- Require annotated bibliographies.
- Do not allow last minute changes in assignment topics.
- Require specific references be used (this might be the course text).
- Require an abstract.
- Give narrow assignment topics (tied into class experience) and require thesis statements prior to topic approval.
- Require students to turn in a draft, and their bibliography or references prior to the paper’s due date.
- Require students to write a concept paper and project plan prior to completing an assignment.
- Evaluate the research process and the product.
- After an assignment is due, have students post in the discussion board, describing the assignment and the research method used, a summary of conclusions and an abstract (a meta-learning essay).
- When evaluating student written work, consider following these practices:
- Be wary of student writing that reads like an encyclopedia, newspaper article or expert in the field.
- Look for whether a paper reflects the assignment, has changes in tense, includes odd sentences within a well-written paper, is based on references older than three years, refers to past events as current, or uses jargon.
- Compare student writing on the discussion board with that on assignments and papers. A writing sample collected at the start of the semester can be helpful.
- Compare the writing at the beginning and end of the paper with that in the middle of the paper -- language, sentence length and reading level.
- Check references; compare quotations with cited sources; look for the same author in multiple references.
- Read all papers on the same topic together.
- Make assignments cumulative (students turn in parts of a project or paper throughout the semester).
- Give open book exams.
- Other than grades, do not provide students feedback on tests until all of the students in the class have completed them.
- Use proctored test sites where appropriate.
- Faculty should use a robust user name and password to protect their computer-based grade book and keep a printed copy in a secure place in case students are able to hack into the computer system.

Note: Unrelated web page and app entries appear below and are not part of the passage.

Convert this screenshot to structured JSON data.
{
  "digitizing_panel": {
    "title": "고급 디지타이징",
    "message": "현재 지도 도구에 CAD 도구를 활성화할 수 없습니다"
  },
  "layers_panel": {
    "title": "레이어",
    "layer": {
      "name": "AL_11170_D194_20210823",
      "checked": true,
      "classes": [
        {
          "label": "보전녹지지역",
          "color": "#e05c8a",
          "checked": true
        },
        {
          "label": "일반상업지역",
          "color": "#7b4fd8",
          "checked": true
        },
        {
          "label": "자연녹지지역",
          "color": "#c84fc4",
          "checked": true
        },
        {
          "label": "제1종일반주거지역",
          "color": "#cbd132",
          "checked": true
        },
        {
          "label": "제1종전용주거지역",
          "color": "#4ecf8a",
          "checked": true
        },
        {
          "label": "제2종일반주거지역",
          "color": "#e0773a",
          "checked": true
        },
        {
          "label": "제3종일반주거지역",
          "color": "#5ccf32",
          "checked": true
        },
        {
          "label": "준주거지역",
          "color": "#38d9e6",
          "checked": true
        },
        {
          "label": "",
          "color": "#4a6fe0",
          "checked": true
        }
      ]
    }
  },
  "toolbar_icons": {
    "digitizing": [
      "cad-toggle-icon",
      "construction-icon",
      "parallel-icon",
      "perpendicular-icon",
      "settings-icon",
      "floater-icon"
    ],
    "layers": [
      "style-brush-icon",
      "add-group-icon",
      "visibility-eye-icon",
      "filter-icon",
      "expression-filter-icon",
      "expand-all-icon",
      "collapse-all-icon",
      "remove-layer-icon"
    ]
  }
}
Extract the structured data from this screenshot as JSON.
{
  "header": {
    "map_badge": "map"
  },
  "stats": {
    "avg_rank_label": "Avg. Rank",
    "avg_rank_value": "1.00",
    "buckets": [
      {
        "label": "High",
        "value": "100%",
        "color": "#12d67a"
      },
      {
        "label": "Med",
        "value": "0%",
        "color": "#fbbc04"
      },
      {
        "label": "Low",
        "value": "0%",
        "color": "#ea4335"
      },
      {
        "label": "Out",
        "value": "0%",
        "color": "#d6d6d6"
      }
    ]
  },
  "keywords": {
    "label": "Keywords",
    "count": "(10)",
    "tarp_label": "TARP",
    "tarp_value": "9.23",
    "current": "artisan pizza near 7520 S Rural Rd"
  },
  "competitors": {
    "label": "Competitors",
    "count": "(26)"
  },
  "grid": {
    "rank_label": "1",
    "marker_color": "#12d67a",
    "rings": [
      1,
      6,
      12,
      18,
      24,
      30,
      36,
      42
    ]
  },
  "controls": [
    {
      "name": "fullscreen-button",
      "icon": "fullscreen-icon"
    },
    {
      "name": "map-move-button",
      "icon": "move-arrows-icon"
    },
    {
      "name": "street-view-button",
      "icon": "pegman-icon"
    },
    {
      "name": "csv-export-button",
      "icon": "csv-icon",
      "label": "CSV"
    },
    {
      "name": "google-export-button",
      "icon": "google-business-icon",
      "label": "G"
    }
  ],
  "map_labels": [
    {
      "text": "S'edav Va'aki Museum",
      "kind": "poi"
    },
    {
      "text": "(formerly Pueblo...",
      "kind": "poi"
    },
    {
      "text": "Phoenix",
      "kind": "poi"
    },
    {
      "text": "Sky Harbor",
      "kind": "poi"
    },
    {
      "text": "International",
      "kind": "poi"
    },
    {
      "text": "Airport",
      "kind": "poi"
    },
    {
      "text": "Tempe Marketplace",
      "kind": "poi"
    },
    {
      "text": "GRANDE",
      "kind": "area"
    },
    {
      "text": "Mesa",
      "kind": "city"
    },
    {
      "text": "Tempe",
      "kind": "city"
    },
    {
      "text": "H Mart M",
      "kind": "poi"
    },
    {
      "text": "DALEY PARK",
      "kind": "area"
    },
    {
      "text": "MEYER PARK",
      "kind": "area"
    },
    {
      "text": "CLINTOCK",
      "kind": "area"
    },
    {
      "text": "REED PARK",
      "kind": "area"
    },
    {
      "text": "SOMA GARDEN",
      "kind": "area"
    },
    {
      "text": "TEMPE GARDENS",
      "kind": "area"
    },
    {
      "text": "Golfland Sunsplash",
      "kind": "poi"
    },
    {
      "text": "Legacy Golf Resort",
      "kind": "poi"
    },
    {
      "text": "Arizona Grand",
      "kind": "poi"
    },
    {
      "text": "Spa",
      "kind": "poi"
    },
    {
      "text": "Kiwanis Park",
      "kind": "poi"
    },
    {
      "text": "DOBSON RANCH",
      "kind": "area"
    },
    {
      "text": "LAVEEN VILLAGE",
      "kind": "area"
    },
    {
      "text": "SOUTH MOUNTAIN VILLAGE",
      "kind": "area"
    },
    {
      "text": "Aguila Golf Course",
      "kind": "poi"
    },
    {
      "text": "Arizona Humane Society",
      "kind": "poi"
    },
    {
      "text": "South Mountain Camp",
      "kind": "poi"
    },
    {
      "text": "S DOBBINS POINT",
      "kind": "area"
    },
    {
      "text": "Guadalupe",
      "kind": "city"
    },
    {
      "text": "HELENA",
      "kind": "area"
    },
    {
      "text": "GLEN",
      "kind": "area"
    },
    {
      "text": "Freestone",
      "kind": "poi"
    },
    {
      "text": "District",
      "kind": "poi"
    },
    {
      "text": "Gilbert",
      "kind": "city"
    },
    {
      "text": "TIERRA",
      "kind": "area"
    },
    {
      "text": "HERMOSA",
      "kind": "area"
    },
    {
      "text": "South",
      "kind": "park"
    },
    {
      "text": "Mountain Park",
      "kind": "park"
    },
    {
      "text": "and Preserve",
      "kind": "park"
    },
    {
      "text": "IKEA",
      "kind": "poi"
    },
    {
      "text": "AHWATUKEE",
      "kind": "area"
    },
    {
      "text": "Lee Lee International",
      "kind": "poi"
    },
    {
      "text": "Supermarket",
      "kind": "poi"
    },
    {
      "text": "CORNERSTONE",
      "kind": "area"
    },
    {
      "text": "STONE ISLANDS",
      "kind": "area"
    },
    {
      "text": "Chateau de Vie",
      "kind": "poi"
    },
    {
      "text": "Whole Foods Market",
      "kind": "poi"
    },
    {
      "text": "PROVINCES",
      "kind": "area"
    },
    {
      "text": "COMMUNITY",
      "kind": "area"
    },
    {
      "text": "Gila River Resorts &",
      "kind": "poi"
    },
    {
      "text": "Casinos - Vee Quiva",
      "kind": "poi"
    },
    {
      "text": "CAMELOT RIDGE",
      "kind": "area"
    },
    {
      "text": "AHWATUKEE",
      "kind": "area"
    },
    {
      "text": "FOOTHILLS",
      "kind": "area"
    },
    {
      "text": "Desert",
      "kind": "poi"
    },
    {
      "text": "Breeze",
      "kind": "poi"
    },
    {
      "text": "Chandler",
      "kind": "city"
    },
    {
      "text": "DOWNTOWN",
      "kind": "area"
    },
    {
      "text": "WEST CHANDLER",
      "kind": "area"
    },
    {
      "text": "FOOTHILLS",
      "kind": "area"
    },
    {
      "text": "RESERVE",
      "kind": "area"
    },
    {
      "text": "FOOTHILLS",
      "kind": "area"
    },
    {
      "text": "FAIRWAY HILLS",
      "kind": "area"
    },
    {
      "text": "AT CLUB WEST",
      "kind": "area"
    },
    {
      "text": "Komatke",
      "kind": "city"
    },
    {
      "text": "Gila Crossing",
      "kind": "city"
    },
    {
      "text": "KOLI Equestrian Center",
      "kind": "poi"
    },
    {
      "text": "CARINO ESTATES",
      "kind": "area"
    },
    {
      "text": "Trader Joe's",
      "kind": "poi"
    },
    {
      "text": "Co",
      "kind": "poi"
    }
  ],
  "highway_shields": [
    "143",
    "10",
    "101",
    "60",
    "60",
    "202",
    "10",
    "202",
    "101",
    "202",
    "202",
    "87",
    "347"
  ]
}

After researching a wide variety of online resources that other universities make available to their respective student and faculty bodies, we have compiled here some of the better resources for the VCU academic community. These links provide general advice and strategies. None of the specific policies and procedures that are mentioned on these sites pertain to VCU. For information on the policies and procedures for plagiarism at VCU please refer to the VCU Honor System in the Resource Guide. Most of these links provide the following general information on plagiarism:
- What is plagiarism?
- How can we recognize or detect plagiarism?
- How can we avoid plagiarism?
- Examples of proper and improper citations
Resources for Faculty
Most of the following links provide faculty with information and resources that help them to reduce the structural conduciveness behind plagiarism (i.e. how to create assignments that do not lend themselves to cheating, how to help students learn how to site sources properly, etc.). In addition to these preventative strategies, many of these links also offer detection strategies.
Resources for Students
Most of the links below provide students with information and resources that will help them to avoid accidental plagiarism. Some of the more typical issues addressed here are: what is plagiarism; how to cite sources properly (including internet or electronic sources); and when to use quotes, paraphrasing, and "common knowledge".
SafeAssign is a plagiarism prevention tool integrated with VCU’s Blackboard system. While plagiarism is a perennial academic issue, reports in recent years have suggested that incidents are on the rise, particularly cases involving electronic source material. Tools like SafeAssign offer one avenue for formatively teaching plagiarism prevention, but they are not foolproof. The materials provided here from VCU’s Writing Center address some of the theoretical and practical issues associated with tools like SafeAssign and suggest ways such programs might be successfully incorporated into the classroom.
- Using SafeAssign
- Blackboard's SafeAssign
- SafeAssign's Potential as a Learning Tool
- A Closer Look at Plagiarism
- Assignments That Discourage Plagiarism